Exercise: For the entries that follow, count the lines containing the string "label" and write only the number.

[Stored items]
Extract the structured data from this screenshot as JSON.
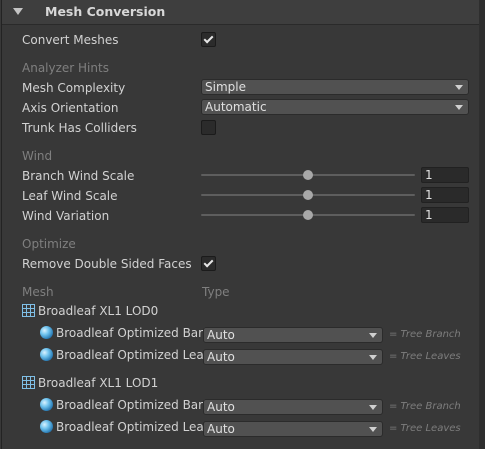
{
  "header": {
    "title": "Mesh Conversion"
  },
  "convert_meshes": {
    "label": "Convert Meshes",
    "checked": true
  },
  "analyzer": {
    "section": "Analyzer Hints",
    "mesh_complexity": {
      "label": "Mesh Complexity",
      "value": "Simple"
    },
    "axis_orientation": {
      "label": "Axis Orientation",
      "value": "Automatic"
    },
    "trunk_colliders": {
      "label": "Trunk Has Colliders",
      "checked": false
    }
  },
  "wind": {
    "section": "Wind",
    "branch": {
      "label": "Branch Wind Scale",
      "value": "1",
      "fraction": 0.5
    },
    "leaf": {
      "label": "Leaf Wind Scale",
      "value": "1",
      "fraction": 0.5
    },
    "variation": {
      "label": "Wind Variation",
      "value": "1",
      "fraction": 0.5
    }
  },
  "optimize": {
    "section": "Optimize",
    "remove_double": {
      "label": "Remove Double Sided Faces",
      "checked": true
    }
  },
  "mesh_table": {
    "col_mesh": "Mesh",
    "col_type": "Type",
    "groups": [
      {
        "name": "Broadleaf XL1 LOD0",
        "items": [
          {
            "name": "Broadleaf Optimized Bark",
            "type": "Auto",
            "hint": "= Tree Branch"
          },
          {
            "name": "Broadleaf Optimized Leaf",
            "type": "Auto",
            "hint": "= Tree Leaves"
          }
        ]
      },
      {
        "name": "Broadleaf XL1 LOD1",
        "items": [
          {
            "name": "Broadleaf Optimized Bark",
            "type": "Auto",
            "hint": "= Tree Branch"
          },
          {
            "name": "Broadleaf Optimized Leaf",
            "type": "Auto",
            "hint": "= Tree Leaves"
          }
        ]
      }
    ]
  }
}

Answer to this exercise: 8